Lead vocalist and leader of the band, “Skee”, has been captivating audiences since 1997, balancing vintage influences with contemporary exploration. He gained early experience playing with childhood friends, Darren Goldstein (Yellow Red Sparks) and Rami Gabriel (daddad). In recent years he has honed his skills while touring the West Coast and mid-west, traveling as far as Costa Rica to serenade listeners with nothing but a cool croon and guileless guitar. Backed by his band, The Motion Detectors, the upbeat, bluesy, foot-tapping honky-tonk music radiates an intensely beatific aura. On stage, Skee transforms himself into a perpetually grinning musical guru for his audience as his band brings some down-home, soul-warming funk.

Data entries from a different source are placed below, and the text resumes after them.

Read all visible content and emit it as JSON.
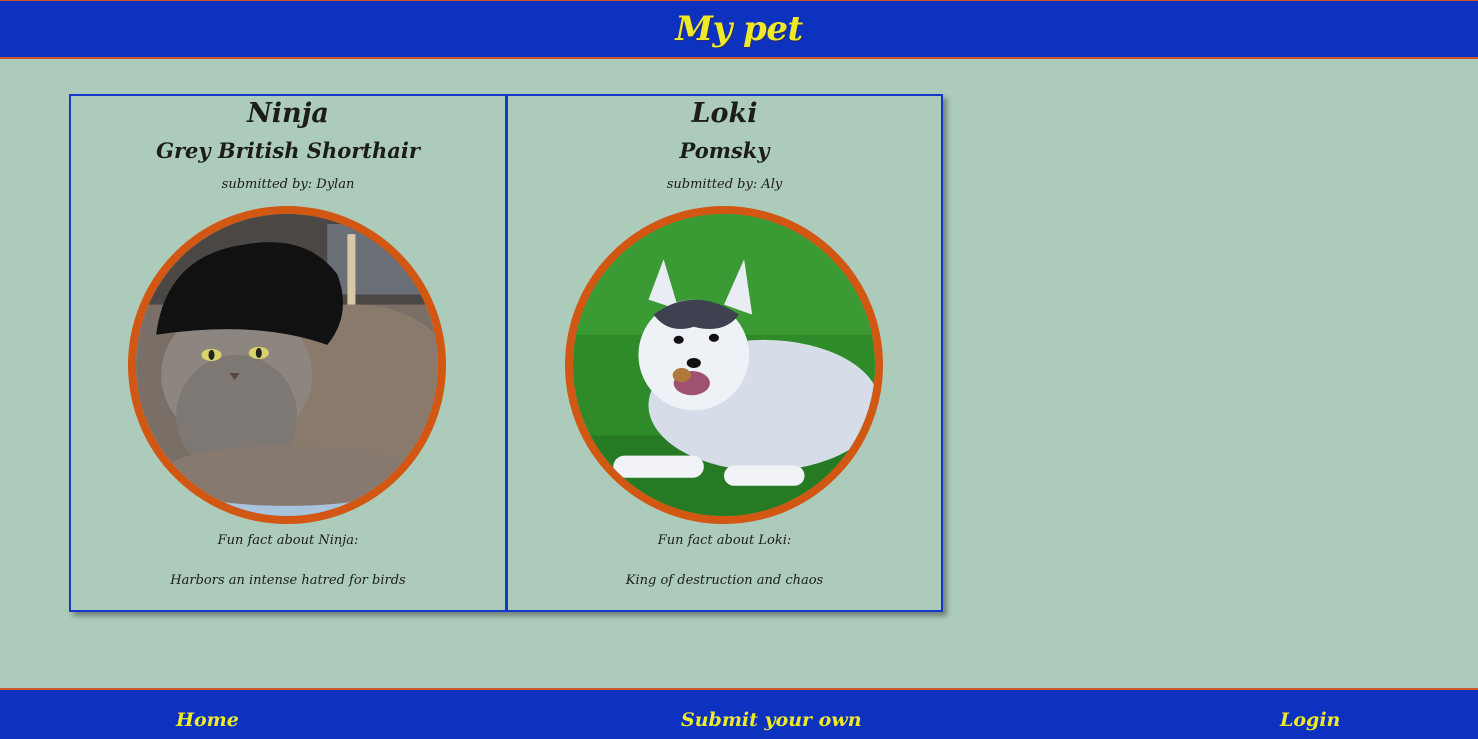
{
  "header": {
    "title": "My pet"
  },
  "pets": [
    {
      "name": "Ninja",
      "breed": "Grey British Shorthair",
      "submitted_by": "submitted by: Dylan",
      "fact_label": "Fun fact about Ninja:",
      "fact_text": "Harbors an intense hatred for birds"
    },
    {
      "name": "Loki",
      "breed": "Pomsky",
      "submitted_by": "submitted by: Aly",
      "fact_label": "Fun fact about Loki:",
      "fact_text": "King of destruction and chaos"
    }
  ],
  "footer": {
    "home": "Home",
    "submit": "Submit your own",
    "login": "Login"
  },
  "colors": {
    "background": "#adcbba",
    "bar": "#0c32bf",
    "accent_text": "#eeea28",
    "photo_ring": "#d15712",
    "card_border": "#1638c9"
  }
}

In both 2010 and 2011 he was recognized by the Orange County Music Awards Committee with a nomination for Best Acoustic Artist and Best Folk Artist in 2011.